So I went on-line and found I could get a used copy for a bargain price and even better if I spent £10 postage was free. Well I went through my wishlist and found three other books to make the total that qualified. So… I also have a copy of Buried Angels by Camilla Läckberg which is the latest in the Patrik Hedstrom series.

Buried Angels

Blurb

Easter, 1974. A family vanishes without a trace from the island of Valö outside of Fjällbacka. The dinner table has been exquisitely set, but everyone except the one year-old daughter Ebba is gone. Are they victims of a crime or have they voluntarily disappeared?
Years later Ebba returns to the island and the old summer camp where her father ruled a boarding school with an iron hand. She and her husband Tobias have recently lost their three year-old son, and in an attempt to overcome their grief they have decided to renovate the house and open a B&B.
Erica Falck’s interest is piqued – she has researched the tragic and mysterious history of the family, and looks forward to meeting Ebba.
But the couple have barely settled in before they are subjected to an attempt of arson. And when they begin to remove the floor boards in the dining room, they find dried blood underneath… Goodreads

and.. after being amazed and delighted by The Kind Worth Killing by Peter Swanson I have a copy of The Girl With a Clock For a Heart

The Girl With a Clock for a Heart

Blurb

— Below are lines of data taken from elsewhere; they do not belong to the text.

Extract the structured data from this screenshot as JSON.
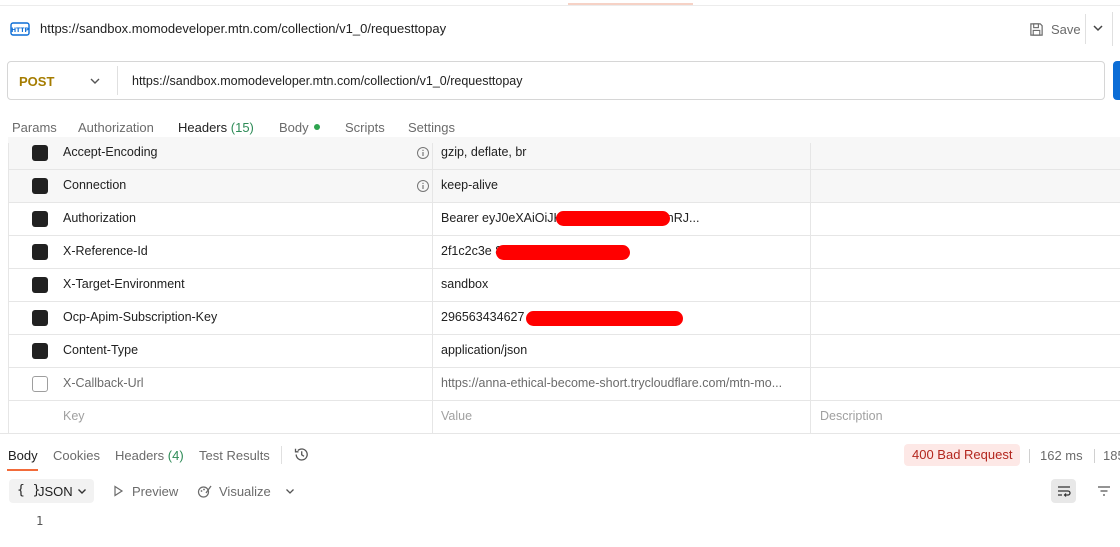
{
  "request": {
    "title": "https://sandbox.momodeveloper.mtn.com/collection/v1_0/requesttopay",
    "save_label": "Save",
    "method": "POST",
    "url": "https://sandbox.momodeveloper.mtn.com/collection/v1_0/requesttopay"
  },
  "tabs": [
    {
      "label": "Params"
    },
    {
      "label": "Authorization"
    },
    {
      "label": "Headers",
      "count": "(15)"
    },
    {
      "label": "Body"
    },
    {
      "label": "Scripts"
    },
    {
      "label": "Settings"
    }
  ],
  "headers": [
    {
      "key": "Accept-Encoding",
      "value": "gzip, deflate, br",
      "checked": true,
      "info": true
    },
    {
      "key": "Connection",
      "value": "keep-alive",
      "checked": true,
      "info": true
    },
    {
      "key": "Authorization",
      "value": "Bearer eyJ0eXAiOiJK                       MjU2In0.eyJjbGllbnRJ...",
      "checked": true
    },
    {
      "key": "X-Reference-Id",
      "value": "2f1c2c3e                              8cf0ec3d",
      "checked": true
    },
    {
      "key": "X-Target-Environment",
      "value": "sandbox",
      "checked": true
    },
    {
      "key": "Ocp-Apim-Subscription-Key",
      "value": "296563434627",
      "checked": true
    },
    {
      "key": "Content-Type",
      "value": "application/json",
      "checked": true
    },
    {
      "key": "X-Callback-Url",
      "value": "https://anna-ethical-become-short.trycloudflare.com/mtn-mo...",
      "checked": false
    }
  ],
  "placeholder_row": {
    "key": "Key",
    "value": "Value",
    "description": "Description"
  },
  "response": {
    "tabs": [
      {
        "label": "Body"
      },
      {
        "label": "Cookies"
      },
      {
        "label": "Headers",
        "count": "(4)"
      },
      {
        "label": "Test Results"
      }
    ],
    "status": "400 Bad Request",
    "time": "162 ms",
    "size": "185",
    "format": "JSON",
    "preview_label": "Preview",
    "visualize_label": "Visualize",
    "line_number": "1"
  },
  "colors": {
    "accent": "#f26b3a",
    "method": "#a57c00",
    "send": "#0c6dd6",
    "status_bg": "#fde8e6",
    "status_fg": "#b3261e"
  }
}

George Foss never thought he’d see her again, but on a late-August night in Boston, there she is, in his local bar, Jack’s Tavern.
When George first met her, she was an eighteen-year-old college freshman from Sweetgum, Florida. She and George became inseparable in their first fall semester, so George was devastated when he got the news that she had committed suicide over Christmas break. But, as he stood in the living room of the girl’s grieving parents, he realized the girl in the photo on their mantelpiece – the one who had committed suicide – was not his girlfriend. Later, he discovered the true identity of the girl he had loved – and of the things she may have done to escape her past.
Now, twenty years later, she’s back, and she’s telling George that he’s the only one who can help her… Goodreads

and lastly I have a copy of Go To Sleep by Helen Walsh that got added to my wishlist way back in June after reading a fabulous review here

Go To Sleep

Blurb

As she drinks in the view in front of her, Rachel Massey stands on the cusp of the biggest journey of her life. For Rachel is about to become a mother. Mere hours from now, her first baby will be here and she can’t wait to meet it. Terrified and excited, there is nothing she wants more, yet she senses things will never be the same again. This is the story of Rachel’s voyage into motherhood. Full of the same hopes and dreams as any parent-to-be, she soon realises that nothing about this new world is as she imagined. As the raw shock of sleep deprivation takes its toll on her and the truth begins to blur with the unreal, Rachel becomes consumed by one sole desire – to sleep. But how far will she go to get her baby to sleep? Devastatingly honest and shockingly painful at times, Go To Sleep is a heart-wrenching story about one woman and her newborn child. It strips motherhood bare in the most unforgettable of ways. Goodreads

Any of these take your fancy or perhaps you’ve already read them?
What have you found to read this week? Please do share in the comments below